[Opening Extracted information section]
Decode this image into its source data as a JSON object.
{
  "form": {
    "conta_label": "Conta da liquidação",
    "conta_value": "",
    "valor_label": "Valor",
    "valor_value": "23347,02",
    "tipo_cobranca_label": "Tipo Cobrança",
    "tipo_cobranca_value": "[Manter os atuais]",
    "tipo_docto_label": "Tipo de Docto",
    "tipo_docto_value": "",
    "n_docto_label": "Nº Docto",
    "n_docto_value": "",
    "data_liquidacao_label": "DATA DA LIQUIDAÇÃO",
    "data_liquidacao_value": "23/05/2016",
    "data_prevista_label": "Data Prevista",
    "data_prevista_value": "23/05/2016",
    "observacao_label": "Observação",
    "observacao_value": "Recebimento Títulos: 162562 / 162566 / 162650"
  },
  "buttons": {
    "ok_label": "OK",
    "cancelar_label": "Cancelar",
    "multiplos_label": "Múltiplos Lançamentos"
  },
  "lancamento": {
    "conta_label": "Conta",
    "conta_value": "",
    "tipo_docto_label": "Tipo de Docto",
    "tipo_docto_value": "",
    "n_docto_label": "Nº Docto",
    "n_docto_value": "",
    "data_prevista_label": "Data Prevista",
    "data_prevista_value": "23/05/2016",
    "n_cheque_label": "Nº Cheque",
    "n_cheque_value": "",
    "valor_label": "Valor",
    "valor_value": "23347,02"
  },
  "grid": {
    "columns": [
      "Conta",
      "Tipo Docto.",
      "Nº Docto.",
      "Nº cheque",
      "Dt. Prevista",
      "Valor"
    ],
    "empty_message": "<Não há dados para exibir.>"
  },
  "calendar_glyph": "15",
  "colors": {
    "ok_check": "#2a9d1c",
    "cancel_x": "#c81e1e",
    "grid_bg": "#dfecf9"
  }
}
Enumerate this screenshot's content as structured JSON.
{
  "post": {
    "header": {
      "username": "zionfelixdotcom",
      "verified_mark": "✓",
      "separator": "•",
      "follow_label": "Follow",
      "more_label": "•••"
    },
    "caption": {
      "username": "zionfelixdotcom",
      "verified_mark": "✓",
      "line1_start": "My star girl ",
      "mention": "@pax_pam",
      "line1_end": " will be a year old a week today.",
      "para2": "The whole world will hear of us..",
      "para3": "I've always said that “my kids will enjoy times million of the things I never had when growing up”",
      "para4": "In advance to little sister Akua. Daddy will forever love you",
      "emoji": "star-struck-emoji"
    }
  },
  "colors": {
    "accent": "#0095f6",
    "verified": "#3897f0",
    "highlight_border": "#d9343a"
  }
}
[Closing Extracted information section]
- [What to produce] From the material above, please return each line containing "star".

- [Exercise solution]
      "line1_start": "My star girl ",
      "emoji": "star-struck-emoji"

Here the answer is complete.